When I reported the disputed transaction I subsequently received a letter which initiated the very much anticipated “nothing to do with us” response. The letter stated:
I would like to point out that this transaction has been initiated through ‘Verified by Visa’ or VBV. With transactions like these where VBV has been used as a verification tool, all details processed are fully authenticated against your personal information held with [my bank] before authorisation will be grantedNice try. Clearly there is reluctance to even investigate and instead to try to pass the buck hoping to fob us off. The law somewhat differs. My response sent yesterday was as follows:
As a result [my bank] do not have any immediate chargeback rights which would enable us to retrieve your funds. We are therefore only able to advise that you continue your dispute with the merchants directly if further resolve is needed.
If I could help you further I would, but unfortunately my hands are completely tied, as in accordance with the operating rules and regulations we have no chargeback claim against the merchant’s banker’s for this circumstance.
Dear Ms xxxxx
Thank you for your letter, dated 30th October, regarding the dispute on our debit card with Seat Wave Tickets debited 28th October 2013.
It is with considerable regret that we cannot accept your explanation that you are unable to reimburse our account due to your hands being tied because it was “Verified by Visa”.
My wife and I did not authorise this transaction. Not only were we unaware of the company Seat Wave Tickets until it appeared on our statement (we had to Google it), but crucially my wife is disabled, thus wheelchair-bound, therefore any trip to the theatre requires liaising with them directly due to disability requirements. This is a situation reflected in our joint account records which show no such transactions with theatre ticket internet sites for many years.
As I’m sure you are aware FCA Rule BCOBS 5.1.11R states:
"(1) Where a banking customer denies having authorised a payment, it is for the firm to prove that the payment was authorised.
(2) Where a payment from a banking customer's account was not authorised by the banking customer, a firm must, within a reasonable period, refund the amount of the unauthorised payment to the banking customer and, where applicable, restore the banking customer's account to the state it would have been in had the unauthorised payment not taken place."
Succinctly put it means that it is for [my bank] to prove we did authorise this transaction, which cannot be proved precisely because we did not. Therefore we consider this an unresolved unauthorised transaction.

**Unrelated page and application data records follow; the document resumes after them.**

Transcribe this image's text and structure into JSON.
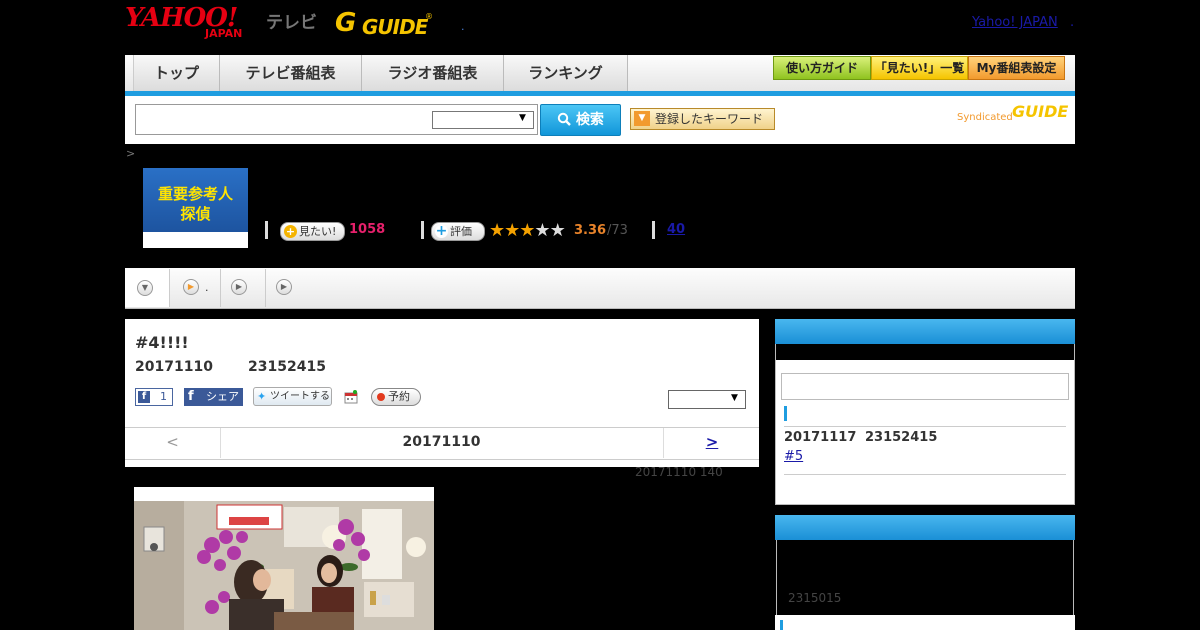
{
  "header": {
    "logo_yahoo": "YAHOO!",
    "logo_japan": "JAPAN",
    "logo_tv": "テレビ",
    "logo_gguide": "GUIDE",
    "logo_g": "G",
    "registered": "®",
    "dot": ".",
    "yahoo_japan_link": "Yahoo! JAPAN",
    "yj_dot": "."
  },
  "nav": {
    "tabs": [
      {
        "label": "トップ"
      },
      {
        "label": "テレビ番組表"
      },
      {
        "label": "ラジオ番組表"
      },
      {
        "label": "ランキング"
      }
    ],
    "buttons": [
      {
        "label": "使い方ガイド"
      },
      {
        "label": "「見たい!」一覧"
      },
      {
        "label": "My番組表設定"
      }
    ]
  },
  "search": {
    "input_value": "",
    "select_value": "",
    "button_label": "検索",
    "button_icon": "magnifier-icon",
    "keyword_button_label": "登録したキーワード",
    "syndicated_label": "Syndicated",
    "syndicated_logo": "GUIDE"
  },
  "breadcrumb": ">",
  "program": {
    "thumbnail_text": [
      "重要参考人",
      "探偵"
    ],
    "want_label": "見たい!",
    "want_count": "1058",
    "rating_label": "評価",
    "rating_stars_filled": 3,
    "rating_stars_total": 5,
    "rating_score": "3.36",
    "rating_total": "/73",
    "reviews_count": "40"
  },
  "subnav": {
    "tab_dot": "."
  },
  "episode": {
    "title": "#4!!!!",
    "date": "20171110",
    "time": "23152415",
    "fb_like_count": "1",
    "fb_share_label": "シェア",
    "tweet_label": "ツイートする",
    "reserve_label": "予約",
    "select_value": "",
    "pager_prev": "<",
    "pager_date": "20171110",
    "pager_next": ">",
    "update_note": "20171110  140"
  },
  "sidebar": {
    "next_date": "20171117",
    "next_time": "23152415",
    "next_episode": "#5",
    "code": "2315015"
  },
  "colors": {
    "accent_blue": "#1f9de0",
    "brand_red": "#e60012",
    "gguide_yellow": "#f5c400",
    "want_pink": "#e6206b",
    "score_orange": "#e8832a",
    "link_blue": "#1a1aa8"
  }
}
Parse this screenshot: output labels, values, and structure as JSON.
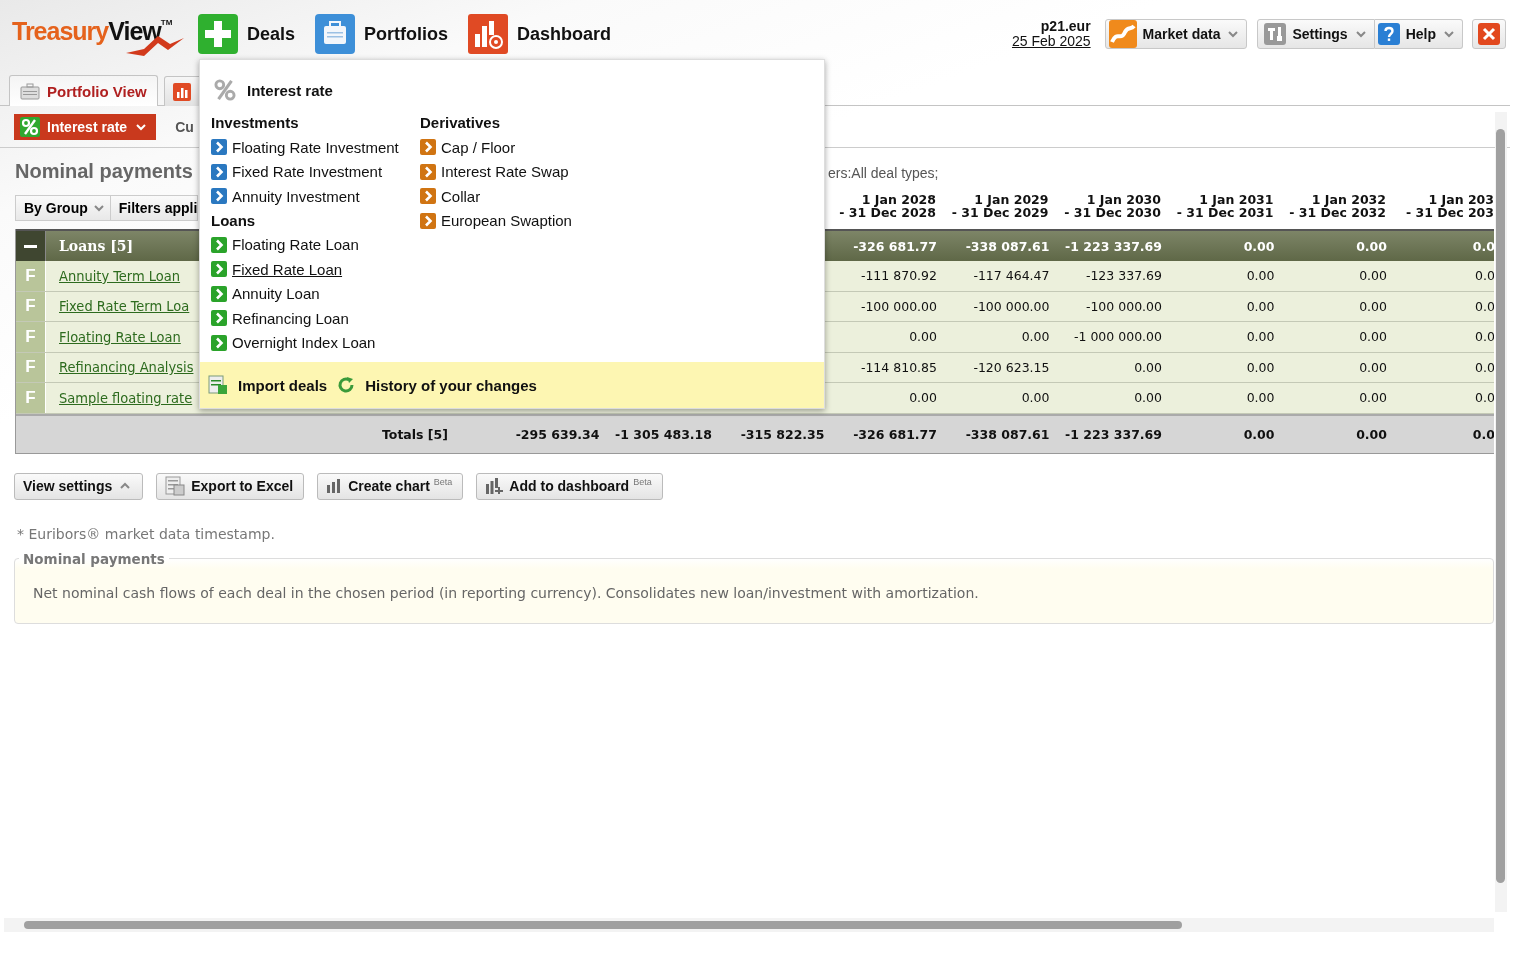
{
  "header": {
    "logo_primary": "Treasury",
    "logo_secondary": "View",
    "logo_mark": "TM",
    "nav": [
      {
        "label": "Deals",
        "kind": "deals"
      },
      {
        "label": "Portfolios",
        "kind": "portfolios"
      },
      {
        "label": "Dashboard",
        "kind": "dashboard"
      }
    ],
    "account": "p21.eur",
    "date": "25 Feb 2025",
    "buttons": [
      {
        "label": "Market data",
        "kind": "market"
      },
      {
        "label": "Settings",
        "kind": "settings"
      },
      {
        "label": "Help",
        "kind": "help"
      },
      {
        "kind": "close"
      }
    ]
  },
  "tabs": [
    {
      "label": "Portfolio View",
      "kind": "portfolio",
      "selected": true
    },
    {
      "kind": "chart",
      "selected": false
    }
  ],
  "subbar": {
    "category": "Interest rate",
    "cut_text": "Cu"
  },
  "report": {
    "title": "Nominal payments",
    "filter_summary": "ers:All deal types;",
    "table": {
      "grouping": "By Group",
      "filters_button": "Filters appli",
      "columns": [
        {
          "from": "1 Jan 2028",
          "to": "- 31 Dec 2028"
        },
        {
          "from": "1 Jan 2029",
          "to": "- 31 Dec 2029"
        },
        {
          "from": "1 Jan 2030",
          "to": "- 31 Dec 2030"
        },
        {
          "from": "1 Jan 2031",
          "to": "- 31 Dec 2031"
        },
        {
          "from": "1 Jan 2032",
          "to": "- 31 Dec 2032"
        },
        {
          "from": "1 Jan 203",
          "to": "- 31 Dec 203"
        }
      ],
      "group": {
        "label": "Loans [5]",
        "expanded": true,
        "values": [
          "-326 681.77",
          "-338 087.61",
          "-1 223 337.69",
          "0.00",
          "0.00",
          "0.0"
        ]
      },
      "rows": [
        {
          "type": "F",
          "name": "Annuity Term Loan",
          "values": [
            "-111 870.92",
            "-117 464.47",
            "-123 337.69",
            "0.00",
            "0.00",
            "0.0"
          ]
        },
        {
          "type": "F",
          "name": "Fixed Rate Term Loa",
          "values": [
            "-100 000.00",
            "-100 000.00",
            "-100 000.00",
            "0.00",
            "0.00",
            "0.0"
          ]
        },
        {
          "type": "F",
          "name": "Floating Rate Loan",
          "values": [
            "0.00",
            "0.00",
            "-1 000 000.00",
            "0.00",
            "0.00",
            "0.0"
          ]
        },
        {
          "type": "F",
          "name": "Refinancing Analysis",
          "values": [
            "-114 810.85",
            "-120 623.15",
            "0.00",
            "0.00",
            "0.00",
            "0.0"
          ]
        },
        {
          "type": "F",
          "name": "Sample floating rate",
          "values": [
            "0.00",
            "0.00",
            "0.00",
            "0.00",
            "0.00",
            "0.0"
          ]
        }
      ],
      "totals": {
        "label": "Totals [5]",
        "values": [
          "-295 639.34",
          "-1 305 483.18",
          "-315 822.35",
          "-326 681.77",
          "-338 087.61",
          "-1 223 337.69",
          "0.00",
          "0.00",
          "0.0"
        ]
      }
    }
  },
  "actions": [
    {
      "label": "View settings",
      "kind": "view-settings"
    },
    {
      "label": "Export to Excel",
      "kind": "excel"
    },
    {
      "label": "Create chart",
      "badge": "Beta",
      "kind": "chart"
    },
    {
      "label": "Add to dashboard",
      "badge": "Beta",
      "kind": "dashboard"
    }
  ],
  "footnote": "* Euribors® market data timestamp.",
  "info": {
    "legend": "Nominal payments",
    "text": "Net nominal cash flows of each deal in the chosen period (in reporting currency). Consolidates new loan/investment with amortization."
  },
  "menu": {
    "title": "Interest rate",
    "columns": [
      {
        "sections": [
          {
            "heading": "Investments",
            "kind": "investment",
            "items": [
              {
                "label": "Floating Rate Investment",
                "hovered": false
              },
              {
                "label": "Fixed Rate Investment",
                "hovered": false
              },
              {
                "label": "Annuity Investment",
                "hovered": false
              }
            ]
          },
          {
            "heading": "Loans",
            "kind": "loan",
            "items": [
              {
                "label": "Floating Rate Loan",
                "hovered": false
              },
              {
                "label": "Fixed Rate Loan",
                "hovered": true
              },
              {
                "label": "Annuity Loan",
                "hovered": false
              },
              {
                "label": "Refinancing Loan",
                "hovered": false
              },
              {
                "label": "Overnight Index Loan",
                "hovered": false
              }
            ]
          }
        ]
      },
      {
        "sections": [
          {
            "heading": "Derivatives",
            "kind": "derivative",
            "items": [
              {
                "label": "Cap / Floor",
                "hovered": false
              },
              {
                "label": "Interest Rate Swap",
                "hovered": false
              },
              {
                "label": "Collar",
                "hovered": false
              },
              {
                "label": "European Swaption",
                "hovered": false
              }
            ]
          }
        ]
      }
    ],
    "footer": [
      {
        "label": "Import deals",
        "kind": "import"
      },
      {
        "label": "History of your changes",
        "kind": "history"
      }
    ]
  }
}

Please take this letter as a formal request to investigate further and reimburse our account accordingly. If you are unable to do so then we request that you escalate this unauthorised transaction via normal internal escalation procedures.
We look forward to your prompt reply.
Yours sincerelyThe letter was sent by Special Delivery and arrived just before midday today, at around 2pm our account was credited with the full amount.
I have to say it has been resolved a little quicker than I expected. I anticipated I would have to request a 'Letter of deadlock' before taking it to the ombudsman.
It doesn't stop banks trying it on though.